What’s going on in immersive storytelling is analogous to the truly independent American cinema of the 70s (or any of the other ‘New Waves’) where there was a lot of freedom and excitement to try new things. Art in general should always be searching for the new and undefined—immersive storytelling is providing that spark right now.
A new wave of creators are headed to NYFF to blur the lines of storytelling to span multiple platforms. Here’s what you need to know about Convergence.
We’re targeting someone who enjoys films, but who is at the point in life where their career is getting more serious, their family life is expanding, and they want to be able to experience new and interesting films, but there are more important priorities for them. We want to be there to say, we know that your time is limited and valuable, we want to make you feel like you’re making the most out of your time.

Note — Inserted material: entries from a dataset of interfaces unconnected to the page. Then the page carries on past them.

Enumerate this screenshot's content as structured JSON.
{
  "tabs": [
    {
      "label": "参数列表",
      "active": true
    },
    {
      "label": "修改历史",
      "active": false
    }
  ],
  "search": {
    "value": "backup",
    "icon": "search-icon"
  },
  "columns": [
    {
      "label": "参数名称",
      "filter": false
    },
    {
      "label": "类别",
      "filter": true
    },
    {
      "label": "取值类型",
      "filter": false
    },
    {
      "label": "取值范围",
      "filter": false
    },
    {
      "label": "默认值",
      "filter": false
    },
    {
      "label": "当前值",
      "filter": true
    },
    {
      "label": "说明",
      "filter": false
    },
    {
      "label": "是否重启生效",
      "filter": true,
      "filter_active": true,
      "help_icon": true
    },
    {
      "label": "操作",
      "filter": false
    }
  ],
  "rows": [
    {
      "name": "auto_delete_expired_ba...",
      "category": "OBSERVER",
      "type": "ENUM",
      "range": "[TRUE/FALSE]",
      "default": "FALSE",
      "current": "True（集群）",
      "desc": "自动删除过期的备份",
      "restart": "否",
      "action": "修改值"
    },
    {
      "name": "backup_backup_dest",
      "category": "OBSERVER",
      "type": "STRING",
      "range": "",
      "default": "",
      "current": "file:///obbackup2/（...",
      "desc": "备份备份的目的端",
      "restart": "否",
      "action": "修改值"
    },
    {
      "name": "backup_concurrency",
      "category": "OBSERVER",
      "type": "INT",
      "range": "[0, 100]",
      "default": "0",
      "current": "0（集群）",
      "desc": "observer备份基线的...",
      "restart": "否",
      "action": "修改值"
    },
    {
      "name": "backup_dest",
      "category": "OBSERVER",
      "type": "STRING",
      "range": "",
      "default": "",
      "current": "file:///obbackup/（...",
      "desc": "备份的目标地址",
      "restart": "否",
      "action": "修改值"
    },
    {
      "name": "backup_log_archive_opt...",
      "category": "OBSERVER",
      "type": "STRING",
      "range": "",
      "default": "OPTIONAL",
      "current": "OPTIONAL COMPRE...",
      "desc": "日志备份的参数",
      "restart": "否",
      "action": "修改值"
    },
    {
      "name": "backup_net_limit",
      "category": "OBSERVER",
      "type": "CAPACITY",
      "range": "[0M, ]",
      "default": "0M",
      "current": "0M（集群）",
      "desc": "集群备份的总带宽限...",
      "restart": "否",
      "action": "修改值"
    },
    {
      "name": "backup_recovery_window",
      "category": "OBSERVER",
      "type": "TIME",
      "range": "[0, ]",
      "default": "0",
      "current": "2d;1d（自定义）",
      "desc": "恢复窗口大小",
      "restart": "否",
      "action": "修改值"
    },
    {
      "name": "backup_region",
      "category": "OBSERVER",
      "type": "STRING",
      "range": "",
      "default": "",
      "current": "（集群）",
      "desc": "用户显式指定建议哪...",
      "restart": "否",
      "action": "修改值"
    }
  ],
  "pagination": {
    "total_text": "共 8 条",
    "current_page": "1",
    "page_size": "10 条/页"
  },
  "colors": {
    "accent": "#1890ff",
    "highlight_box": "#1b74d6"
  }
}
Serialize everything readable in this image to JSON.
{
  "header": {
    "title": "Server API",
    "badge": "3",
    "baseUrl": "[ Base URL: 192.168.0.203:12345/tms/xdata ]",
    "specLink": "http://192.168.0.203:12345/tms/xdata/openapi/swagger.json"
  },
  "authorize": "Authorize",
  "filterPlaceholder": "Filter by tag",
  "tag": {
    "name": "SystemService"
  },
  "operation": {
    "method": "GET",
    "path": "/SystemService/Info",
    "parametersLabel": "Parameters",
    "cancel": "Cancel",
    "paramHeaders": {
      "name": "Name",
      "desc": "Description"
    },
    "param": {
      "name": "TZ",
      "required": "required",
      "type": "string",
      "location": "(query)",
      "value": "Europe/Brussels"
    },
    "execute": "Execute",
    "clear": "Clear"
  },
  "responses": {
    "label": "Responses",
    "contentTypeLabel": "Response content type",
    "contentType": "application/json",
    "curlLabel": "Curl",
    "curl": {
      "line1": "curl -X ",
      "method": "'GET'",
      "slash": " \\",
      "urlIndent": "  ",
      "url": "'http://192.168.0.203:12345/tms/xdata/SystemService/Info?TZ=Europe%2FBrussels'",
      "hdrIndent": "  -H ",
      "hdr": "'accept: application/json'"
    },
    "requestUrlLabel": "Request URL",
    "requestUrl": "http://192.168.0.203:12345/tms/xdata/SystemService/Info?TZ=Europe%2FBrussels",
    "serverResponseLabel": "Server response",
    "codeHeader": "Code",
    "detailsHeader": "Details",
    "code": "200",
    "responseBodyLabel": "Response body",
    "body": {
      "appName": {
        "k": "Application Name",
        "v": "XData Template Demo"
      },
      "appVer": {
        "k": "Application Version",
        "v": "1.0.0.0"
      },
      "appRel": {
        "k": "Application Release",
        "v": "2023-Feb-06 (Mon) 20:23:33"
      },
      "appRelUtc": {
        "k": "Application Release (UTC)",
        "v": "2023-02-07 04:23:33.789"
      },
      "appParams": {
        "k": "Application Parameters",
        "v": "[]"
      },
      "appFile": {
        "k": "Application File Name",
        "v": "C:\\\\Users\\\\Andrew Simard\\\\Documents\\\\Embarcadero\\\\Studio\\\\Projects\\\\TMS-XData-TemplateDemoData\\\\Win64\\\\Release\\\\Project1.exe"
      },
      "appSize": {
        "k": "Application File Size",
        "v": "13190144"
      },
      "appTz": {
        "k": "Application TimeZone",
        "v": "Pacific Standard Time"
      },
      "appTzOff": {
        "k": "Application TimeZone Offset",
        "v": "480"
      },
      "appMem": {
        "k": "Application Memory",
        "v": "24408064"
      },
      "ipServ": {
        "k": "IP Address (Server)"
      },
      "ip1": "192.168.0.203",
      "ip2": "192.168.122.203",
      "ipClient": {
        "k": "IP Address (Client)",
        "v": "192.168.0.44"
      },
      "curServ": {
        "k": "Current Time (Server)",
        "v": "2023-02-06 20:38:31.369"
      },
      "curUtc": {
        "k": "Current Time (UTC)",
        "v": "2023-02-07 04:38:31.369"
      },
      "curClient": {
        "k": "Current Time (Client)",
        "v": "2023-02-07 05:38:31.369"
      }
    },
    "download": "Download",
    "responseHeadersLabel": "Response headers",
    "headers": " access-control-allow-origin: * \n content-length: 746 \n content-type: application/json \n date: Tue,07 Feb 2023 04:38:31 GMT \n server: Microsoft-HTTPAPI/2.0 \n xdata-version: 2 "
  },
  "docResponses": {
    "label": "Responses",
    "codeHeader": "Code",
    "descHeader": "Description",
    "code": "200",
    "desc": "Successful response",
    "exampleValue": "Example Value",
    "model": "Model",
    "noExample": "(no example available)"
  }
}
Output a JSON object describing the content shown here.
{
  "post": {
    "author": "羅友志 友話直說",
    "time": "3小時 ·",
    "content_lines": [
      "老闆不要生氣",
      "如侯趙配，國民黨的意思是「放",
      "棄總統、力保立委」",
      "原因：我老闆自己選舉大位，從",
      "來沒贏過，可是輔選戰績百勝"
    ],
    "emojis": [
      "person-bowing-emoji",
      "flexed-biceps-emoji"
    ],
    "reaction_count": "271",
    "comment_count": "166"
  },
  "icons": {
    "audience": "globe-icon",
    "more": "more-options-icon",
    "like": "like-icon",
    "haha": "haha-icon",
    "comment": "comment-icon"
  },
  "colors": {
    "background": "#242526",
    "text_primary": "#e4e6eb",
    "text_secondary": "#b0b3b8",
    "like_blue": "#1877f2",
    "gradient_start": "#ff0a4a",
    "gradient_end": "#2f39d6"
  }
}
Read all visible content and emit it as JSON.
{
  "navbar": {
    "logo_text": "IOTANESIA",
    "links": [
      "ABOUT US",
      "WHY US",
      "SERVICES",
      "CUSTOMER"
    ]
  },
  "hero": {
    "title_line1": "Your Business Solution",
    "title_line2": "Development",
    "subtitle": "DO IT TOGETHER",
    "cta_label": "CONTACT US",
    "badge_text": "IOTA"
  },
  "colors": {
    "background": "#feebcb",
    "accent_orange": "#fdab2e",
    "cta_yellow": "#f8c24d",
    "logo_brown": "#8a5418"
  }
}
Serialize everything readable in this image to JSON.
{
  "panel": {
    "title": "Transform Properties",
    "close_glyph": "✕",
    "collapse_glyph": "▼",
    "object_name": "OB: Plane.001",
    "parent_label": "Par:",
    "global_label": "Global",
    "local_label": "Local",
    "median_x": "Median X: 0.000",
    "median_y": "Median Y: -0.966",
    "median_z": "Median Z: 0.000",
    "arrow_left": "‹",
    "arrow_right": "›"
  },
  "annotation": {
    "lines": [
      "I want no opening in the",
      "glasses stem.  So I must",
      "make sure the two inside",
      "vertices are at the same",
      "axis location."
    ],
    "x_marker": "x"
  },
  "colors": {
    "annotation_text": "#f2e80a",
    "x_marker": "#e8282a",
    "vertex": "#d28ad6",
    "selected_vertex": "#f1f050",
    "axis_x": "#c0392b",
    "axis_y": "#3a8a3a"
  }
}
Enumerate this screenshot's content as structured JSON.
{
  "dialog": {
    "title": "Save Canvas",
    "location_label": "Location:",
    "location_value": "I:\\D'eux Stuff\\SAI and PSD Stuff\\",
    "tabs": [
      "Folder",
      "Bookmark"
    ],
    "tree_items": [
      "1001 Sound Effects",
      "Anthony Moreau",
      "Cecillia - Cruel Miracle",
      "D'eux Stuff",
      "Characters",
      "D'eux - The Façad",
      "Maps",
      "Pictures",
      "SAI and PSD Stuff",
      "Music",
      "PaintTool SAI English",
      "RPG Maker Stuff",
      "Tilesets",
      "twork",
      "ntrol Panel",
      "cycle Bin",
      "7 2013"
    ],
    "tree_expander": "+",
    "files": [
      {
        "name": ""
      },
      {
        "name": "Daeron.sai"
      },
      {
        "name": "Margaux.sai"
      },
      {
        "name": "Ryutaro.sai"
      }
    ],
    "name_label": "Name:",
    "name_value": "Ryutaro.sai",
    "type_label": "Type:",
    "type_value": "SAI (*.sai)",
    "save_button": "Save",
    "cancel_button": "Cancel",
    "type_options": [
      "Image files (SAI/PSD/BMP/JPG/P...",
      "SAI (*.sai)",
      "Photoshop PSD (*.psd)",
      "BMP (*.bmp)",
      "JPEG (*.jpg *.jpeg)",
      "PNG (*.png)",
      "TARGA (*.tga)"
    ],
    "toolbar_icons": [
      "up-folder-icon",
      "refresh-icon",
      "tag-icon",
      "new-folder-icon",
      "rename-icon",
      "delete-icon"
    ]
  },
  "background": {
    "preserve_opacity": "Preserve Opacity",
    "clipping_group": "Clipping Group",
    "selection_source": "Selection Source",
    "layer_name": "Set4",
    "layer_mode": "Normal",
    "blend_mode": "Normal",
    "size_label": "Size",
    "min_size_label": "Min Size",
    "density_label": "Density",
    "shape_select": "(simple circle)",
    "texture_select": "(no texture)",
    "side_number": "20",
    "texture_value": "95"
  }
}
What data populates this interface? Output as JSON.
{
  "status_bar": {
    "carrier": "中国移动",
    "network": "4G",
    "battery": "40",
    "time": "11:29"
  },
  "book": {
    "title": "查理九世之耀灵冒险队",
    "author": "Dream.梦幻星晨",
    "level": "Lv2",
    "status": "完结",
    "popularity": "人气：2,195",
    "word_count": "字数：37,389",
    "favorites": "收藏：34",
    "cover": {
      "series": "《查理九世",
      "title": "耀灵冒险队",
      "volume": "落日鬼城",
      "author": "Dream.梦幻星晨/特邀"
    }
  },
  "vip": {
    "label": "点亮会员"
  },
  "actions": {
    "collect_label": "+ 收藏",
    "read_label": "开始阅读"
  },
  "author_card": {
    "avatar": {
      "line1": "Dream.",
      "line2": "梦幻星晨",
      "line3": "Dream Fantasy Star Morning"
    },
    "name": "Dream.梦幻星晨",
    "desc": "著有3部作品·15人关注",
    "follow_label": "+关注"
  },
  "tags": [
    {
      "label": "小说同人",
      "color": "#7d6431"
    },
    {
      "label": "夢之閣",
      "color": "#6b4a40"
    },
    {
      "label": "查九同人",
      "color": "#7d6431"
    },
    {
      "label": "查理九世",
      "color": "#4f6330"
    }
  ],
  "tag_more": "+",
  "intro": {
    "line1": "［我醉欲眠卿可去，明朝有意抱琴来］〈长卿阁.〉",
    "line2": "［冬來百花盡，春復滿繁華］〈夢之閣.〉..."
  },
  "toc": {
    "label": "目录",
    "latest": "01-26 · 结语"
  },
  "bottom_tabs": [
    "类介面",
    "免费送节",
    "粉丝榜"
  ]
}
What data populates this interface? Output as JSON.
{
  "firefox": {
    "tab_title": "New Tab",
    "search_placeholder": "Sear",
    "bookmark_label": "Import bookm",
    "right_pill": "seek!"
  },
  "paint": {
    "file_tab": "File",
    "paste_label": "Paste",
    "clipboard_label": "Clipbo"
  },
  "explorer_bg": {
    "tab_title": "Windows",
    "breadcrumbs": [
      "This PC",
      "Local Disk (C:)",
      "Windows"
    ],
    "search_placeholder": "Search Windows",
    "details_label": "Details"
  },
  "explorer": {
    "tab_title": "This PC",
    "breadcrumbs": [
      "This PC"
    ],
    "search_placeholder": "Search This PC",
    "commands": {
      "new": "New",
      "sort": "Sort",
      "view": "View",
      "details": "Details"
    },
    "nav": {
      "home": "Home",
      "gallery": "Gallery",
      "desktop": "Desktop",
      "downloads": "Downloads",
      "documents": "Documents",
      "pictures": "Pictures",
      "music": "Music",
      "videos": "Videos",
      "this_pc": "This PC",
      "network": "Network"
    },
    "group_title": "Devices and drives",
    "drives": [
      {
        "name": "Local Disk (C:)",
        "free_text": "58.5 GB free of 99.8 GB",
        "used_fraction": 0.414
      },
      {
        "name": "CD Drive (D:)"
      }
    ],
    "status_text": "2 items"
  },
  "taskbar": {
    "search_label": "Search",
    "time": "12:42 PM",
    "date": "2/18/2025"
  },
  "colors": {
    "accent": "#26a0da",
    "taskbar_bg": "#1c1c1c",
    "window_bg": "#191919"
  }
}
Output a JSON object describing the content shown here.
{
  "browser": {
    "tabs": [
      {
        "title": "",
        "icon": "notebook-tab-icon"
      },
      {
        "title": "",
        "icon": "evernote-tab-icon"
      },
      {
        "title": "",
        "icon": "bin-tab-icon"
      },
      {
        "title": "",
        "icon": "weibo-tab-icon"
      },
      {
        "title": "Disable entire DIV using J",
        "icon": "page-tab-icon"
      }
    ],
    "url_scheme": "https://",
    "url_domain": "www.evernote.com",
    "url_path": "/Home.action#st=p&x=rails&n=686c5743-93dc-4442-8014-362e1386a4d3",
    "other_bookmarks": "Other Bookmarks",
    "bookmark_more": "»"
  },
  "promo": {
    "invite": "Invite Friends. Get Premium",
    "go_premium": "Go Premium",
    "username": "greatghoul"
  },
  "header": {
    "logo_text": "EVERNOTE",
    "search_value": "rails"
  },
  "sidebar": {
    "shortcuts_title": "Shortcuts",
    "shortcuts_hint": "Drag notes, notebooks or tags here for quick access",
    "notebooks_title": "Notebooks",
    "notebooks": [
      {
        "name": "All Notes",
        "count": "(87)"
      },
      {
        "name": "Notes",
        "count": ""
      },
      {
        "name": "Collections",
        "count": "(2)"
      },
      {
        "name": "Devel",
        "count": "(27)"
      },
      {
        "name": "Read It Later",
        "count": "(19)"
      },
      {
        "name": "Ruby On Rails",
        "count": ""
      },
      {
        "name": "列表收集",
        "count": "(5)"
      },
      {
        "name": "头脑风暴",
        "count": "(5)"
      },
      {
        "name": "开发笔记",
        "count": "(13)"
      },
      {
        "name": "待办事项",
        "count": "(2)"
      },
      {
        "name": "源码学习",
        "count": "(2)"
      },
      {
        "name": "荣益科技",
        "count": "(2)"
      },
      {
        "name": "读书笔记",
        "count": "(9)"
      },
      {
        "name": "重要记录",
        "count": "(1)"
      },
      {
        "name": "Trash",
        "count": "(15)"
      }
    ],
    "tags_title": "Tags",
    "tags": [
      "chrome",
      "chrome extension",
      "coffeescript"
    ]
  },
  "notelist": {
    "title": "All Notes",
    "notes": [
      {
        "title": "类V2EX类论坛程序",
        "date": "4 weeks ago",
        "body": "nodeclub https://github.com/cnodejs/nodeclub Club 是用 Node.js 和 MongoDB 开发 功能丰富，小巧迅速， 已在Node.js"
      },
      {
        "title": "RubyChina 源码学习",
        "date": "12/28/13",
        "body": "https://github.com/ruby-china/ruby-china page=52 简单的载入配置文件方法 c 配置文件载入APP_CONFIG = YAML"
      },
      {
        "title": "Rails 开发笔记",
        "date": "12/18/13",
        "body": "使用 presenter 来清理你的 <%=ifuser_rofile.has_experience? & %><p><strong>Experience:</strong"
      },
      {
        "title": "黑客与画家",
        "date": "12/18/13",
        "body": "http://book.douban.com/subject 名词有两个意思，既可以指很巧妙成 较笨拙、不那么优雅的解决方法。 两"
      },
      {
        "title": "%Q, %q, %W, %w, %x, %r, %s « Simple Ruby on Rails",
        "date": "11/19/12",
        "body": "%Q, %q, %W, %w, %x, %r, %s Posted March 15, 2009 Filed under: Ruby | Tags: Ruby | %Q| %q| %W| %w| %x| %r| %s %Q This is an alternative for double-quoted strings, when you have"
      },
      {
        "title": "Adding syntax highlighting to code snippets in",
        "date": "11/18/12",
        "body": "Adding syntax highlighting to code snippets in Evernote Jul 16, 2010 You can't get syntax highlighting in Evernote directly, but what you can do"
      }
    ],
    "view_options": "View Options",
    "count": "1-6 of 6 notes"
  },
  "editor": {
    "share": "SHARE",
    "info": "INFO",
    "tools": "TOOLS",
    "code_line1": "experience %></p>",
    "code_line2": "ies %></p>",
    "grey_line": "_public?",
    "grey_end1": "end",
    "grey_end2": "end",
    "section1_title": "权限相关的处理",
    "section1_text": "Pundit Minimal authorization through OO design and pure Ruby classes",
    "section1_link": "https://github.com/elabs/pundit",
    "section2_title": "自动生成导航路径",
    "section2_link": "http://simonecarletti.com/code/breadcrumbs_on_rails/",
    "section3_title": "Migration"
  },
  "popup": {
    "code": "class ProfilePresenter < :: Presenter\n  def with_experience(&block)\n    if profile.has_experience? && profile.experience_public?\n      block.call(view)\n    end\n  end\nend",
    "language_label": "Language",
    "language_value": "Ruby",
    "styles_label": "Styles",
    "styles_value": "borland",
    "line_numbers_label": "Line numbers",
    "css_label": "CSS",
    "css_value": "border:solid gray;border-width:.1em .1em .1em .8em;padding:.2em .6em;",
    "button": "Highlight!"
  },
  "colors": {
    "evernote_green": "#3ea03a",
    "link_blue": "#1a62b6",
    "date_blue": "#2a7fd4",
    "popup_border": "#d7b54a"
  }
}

There are so many great things out there, but you can’t expect everyone to search for them. There are a lot of companies out there that talk about making life easier, but is life better when your most treasured resource - time - is being wasted? So for our typical customer, time is truly valuable.
KC McLeod, Vyer Films CEO
We talk to KC McLeod about Vyer Films, an upstart subscription service aims to introduce curation into the formula.
Considering the hybrid terrain between docs and journalism, one wonders if, in the future, a hybrid sort of art form could emerge with doc viewings on VOD platforms. Since such docs aren’t typically the most cinematic works anyway, one imagines that not all that much would be lost be viewing such films on one’s laptop, and an added advantage could come into play - perhaps journo-docs, as we might call them, could feature links to various articles, essays, and interviews throughout their running time, with a sort of “works cited” list of links at the end?
This week’s Racking Focus looks at Michael Moore’s recent statements about the state of documentary filmmaking.